• The distribution of runs of homozygosity and selection signatures in six commercial meat sheep breeds

      Purfield, Deirdre C; McParland, Sinead; Wall, E.; Berry, Donagh; Department of Agriculture, Food and the Marine, Ireland; 11/S/112; 14/S/849 (PLOS, 2017-05-02)
      Domestication and the subsequent selection of animals for either economic or morphological features can leave a variety of imprints on the genome of a population. Genomic regions subjected to high selective pressures often show reduced genetic diversity and frequent runs of homozygosity (ROH). Therefore, the objective of the present study was to use 42,182 autosomal SNPs to identify genomic regions in 3,191 sheep from six commercial breeds subjected to selection pressure and to quantify the genetic diversity within each breed using ROH. In addition, the historical effective population size of each breed was also estimated and, in conjunction with ROH, was used to elucidate the demographic history of the six breeds. ROH were common in the autosomes of animals in the present study, but the observed breed differences in patterns of ROH length and burden suggested differences in breed effective population size and recent management. ROH provided a sufficient predictor of the pedigree inbreeding coefficient, with an estimated correlation between both measures of 0.62. Genomic regions under putative selection were identified using two complementary algorithms; the fixation index and hapFLK. The identified regions under putative selection included candidate genes associated with skin pigmentation, body size and muscle formation; such characteristics are often sought after in modern-day breeding programs. These regions of selection frequently overlapped with high ROH regions both within and across breeds. Multiple yet uncharacterised genes also resided within putative regions of selection. This further substantiates the need for a more comprehensive annotation of the sheep genome as these uncharacterised genes may contribute to traits of interest in the animal sciences. Despite this, the regions identified as under putative selection in the current study provide an insight into the mechanisms leading to breed differentiation and genetic variation in meat production.
    • Runs of homozygosity and population history in cattle

      Purfield, Deirdre C; Berry, Donagh; McParland, Sinead; Bradley, Daniel G; Science Foundation Ireland; 09/IN.1/B2642 (Biomed Central, 2012-08-14)
      Background: Runs of homozygosity (ROH) are contiguous lengths of homozygous genotypes that are present in an individual due to parents transmitting identical haplotypes to their offspring. The extent and frequency of ROHs may inform on the ancestry of an individual and its population. Here we use high density (n = 777,962) bi-allelic SNPs in a range of cattle breed samples to correlate ROH with the pedigree-based inbreeding coefficients and to validate subsequent analyses using 54,001 SNP genotypes. This study provides a first testing of the inference drawn from ROH through comparison with estimates of inbreeding from calculations based on the detailed pedigree data available for several breeds.
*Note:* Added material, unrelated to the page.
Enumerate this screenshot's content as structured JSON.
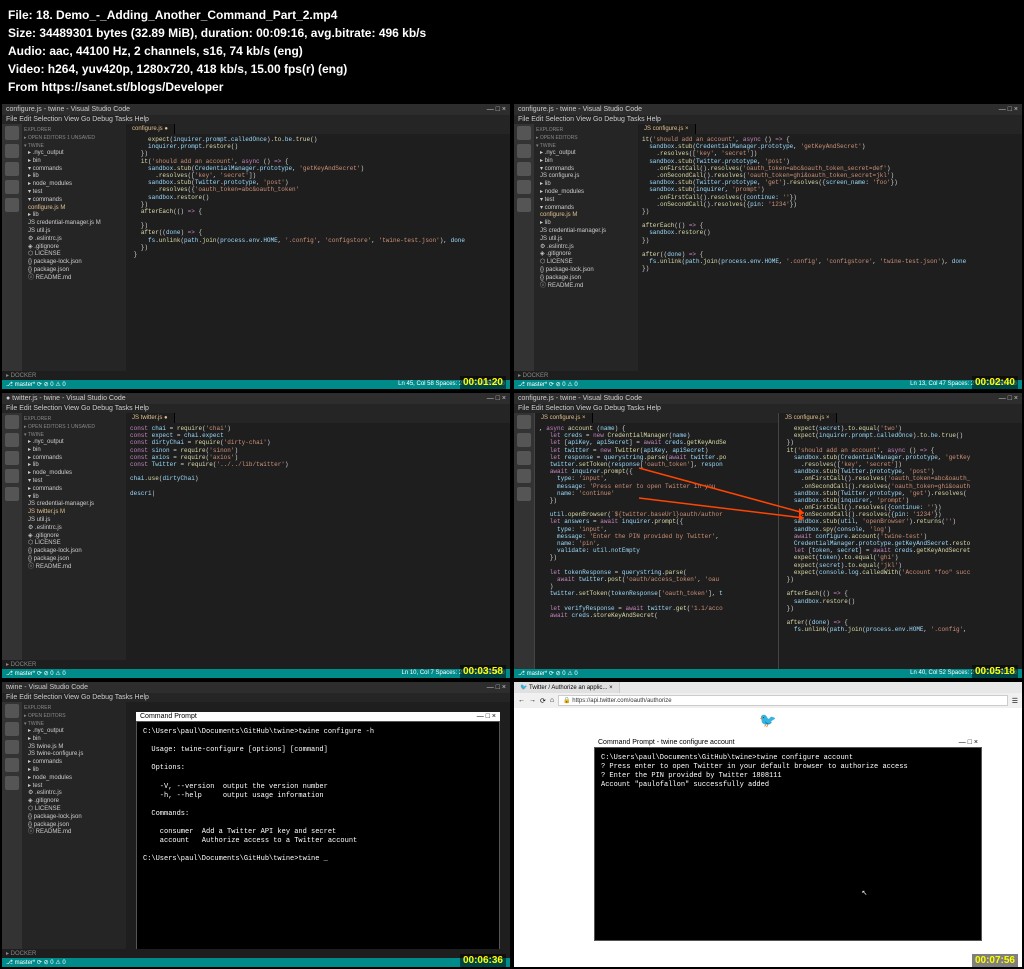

Results: All animals genotyped on the HD panel displayed at least one ROH that was between 1–5 Mb in length with certain regions of the genome more likely to be involved in a ROH than others. Strong correlations (r = 0.75, p < 0.0001) existed between the pedigree-based inbreeding coefficient and a statistic based on sum of ROH of length > 0.5 KB and suggests that in the absence of an animal’s pedigree data, the extent of a genome under ROH may be used to infer aspects of recent population history even from relatively few samples. Conclusions: Our findings suggest that ROH are frequent across all breeds but differing patterns of ROH length and burden illustrate variations in breed origins and recent management.